**Exercise**
Produce an exact copy of all records below.

[Stored items]
►
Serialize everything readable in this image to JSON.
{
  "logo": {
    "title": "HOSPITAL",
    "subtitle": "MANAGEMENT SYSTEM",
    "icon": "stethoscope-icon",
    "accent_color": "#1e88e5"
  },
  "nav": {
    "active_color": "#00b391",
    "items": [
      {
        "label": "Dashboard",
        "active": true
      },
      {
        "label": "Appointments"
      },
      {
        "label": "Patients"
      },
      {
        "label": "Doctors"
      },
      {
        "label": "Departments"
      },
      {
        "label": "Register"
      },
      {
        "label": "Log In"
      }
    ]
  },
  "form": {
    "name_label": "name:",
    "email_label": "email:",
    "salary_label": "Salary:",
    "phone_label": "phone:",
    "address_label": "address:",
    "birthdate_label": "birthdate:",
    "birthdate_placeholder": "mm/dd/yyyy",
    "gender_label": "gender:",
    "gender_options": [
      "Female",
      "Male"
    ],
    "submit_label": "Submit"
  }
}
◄
**Finished task**
Serialize everything readable in this image to JSON.
{
  "logo": {
    "title": "HOSPITAL",
    "subtitle": "MANAGEMENT SYSTEM",
    "icon": "stethoscope-icon",
    "accent_color": "#1e88e5"
  },
  "nav": {
    "active_color": "#00b391",
    "items": [
      {
        "label": "Dashboard",
        "active": true
      },
      {
        "label": "Appointments"
      },
      {
        "label": "Patients"
      },
      {
        "label": "Doctors"
      },
      {
        "label": "Departments"
      },
      {
        "label": "Register"
      },
      {
        "label": "Log In"
      }
    ]
  },
  "form": {
    "name_label": "name:",
    "email_label": "email:",
    "salary_label": "Salary:",
    "phone_label": "phone:",
    "address_label": "address:",
    "birthdate_label": "birthdate:",
    "birthdate_placeholder": "mm/dd/yyyy",
    "gender_label": "gender:",
    "gender_options": [
      "Female",
      "Male"
    ],
    "submit_label": "Submit"
  }
}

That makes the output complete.